In Metro Detroit, a group of young wine experts and restaurant industry veterans have formed a squad to support and encourage each other.
The Detroit Somm Circle is Kat Hawkins of Wright & Company, Gerry Baker of Imlay City’s Mulefoot Gastropub, Rachel Van Til of Mabel Gray in Hazel Park and Justin King, who will soon open his own place, Bridge Street Social in Dewitt.
The four somms, who range in age from 25-35, lean on each other when it’s time to study hard for the next certification. They met through veteran sommelier and mentor Mick Descamps. Though they all work in separate restaurants in different parts of the state, for more than a year they have motivated and pushed each other as a unit. They even applied for the Eater Young Guns awards as a group, instead of nominating each other individually.
“The camaraderie makes a tough road like this, frankly, a lot more fun,” says King, who started his career in the service industry at Goodrich’s wine counter in East Lansing while attending Michigan State University. “Since the four of us started actively working with each other over the last 12-16 months, we’ve all made noticeable strides in our studies.”
The Court of Master Sommeliers was founded in 1977 to improve and set standards for the beverage service industry worldwide. The minutia of being such an expert — wine trends, wineries, history, climate, etc. — can be daunting. All four members of the Detroit Somm Circle are Certified Sommeliers.
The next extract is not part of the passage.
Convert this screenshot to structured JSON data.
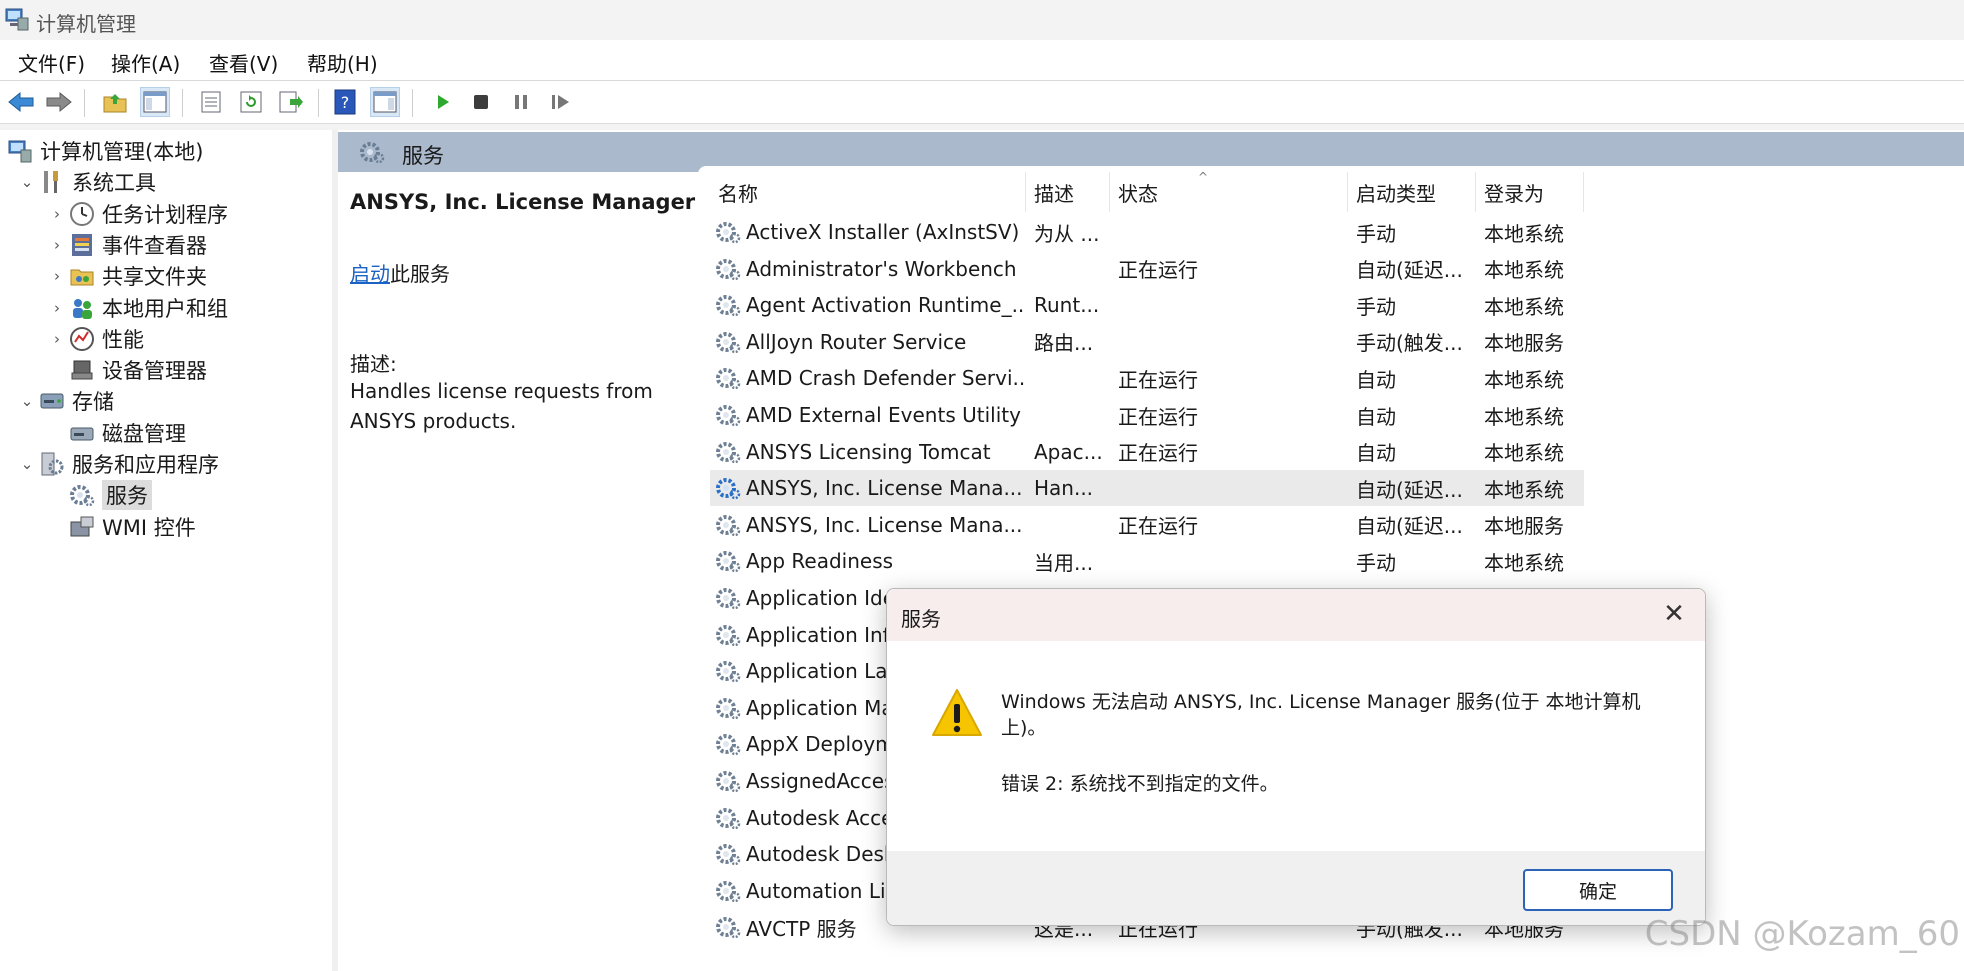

Hawkins, who started in the business as a server at the Salvatore Scallopini in Southgate, is also a Certified Specialist of Wine and a Certified Specialist of Spirits. Last year she attempted the Advanced Sommelier certification, but didn’t pass, which is normal. She’s able to offer some additional insight to her study group, who are all gearing toward the advanced designation, which is difficult, time-consuming and expensive to obtain. It’s said that only 30 percent of somms who go for this certification will pass.
“We could not do this without each other, period,” says Hawkins, who is also the manager at Wright and Company. “Studying for advanced levels of testing is something that can be considered a full-time job. The amount of material to cover, the amount of time you spend on something so obscure ... you cannot, and will not be able to get through this without the help of a community of like-minded individuals to keep you going.”
“There’s no excuse not to support each other as colleagues. It’s a hard road to do this alone,” adds King. “Every day one of us is buried in work, studies and family commitments. We all have tough days, and the motivation we get from one another helps push us through the grind.”
With this kind of support, it’s hopeful that, years down the line, Metro Detroit may have four Master Sommeliers. Less than 250 people have obtained this level of certification. “Detroit’s First Lady of Wine” Master Somm Madeline Triffon is one of those experts, and naturally the Detroit Somm Circle counts her as one of their mentors.
Ferndale vodka named best in the world
The results of the World Vodka Awards are in, and Ferndale’s Valentine Vodka was given the top title of “World’s Best Vodka.” Valentine, which is made from a blend of corn, wheat and barley, has a production facility on Ferndale’s east side and a tasting room near the city center at 161 Vester.
Besides this award-winning vodka, Valentine makes an elderflower and grapefruit infused vodka called White Blossom, Woodward Ltd. Bourbon, Liberator Gin and — my favorite — barrel-aged Liberator Old Tom Gin.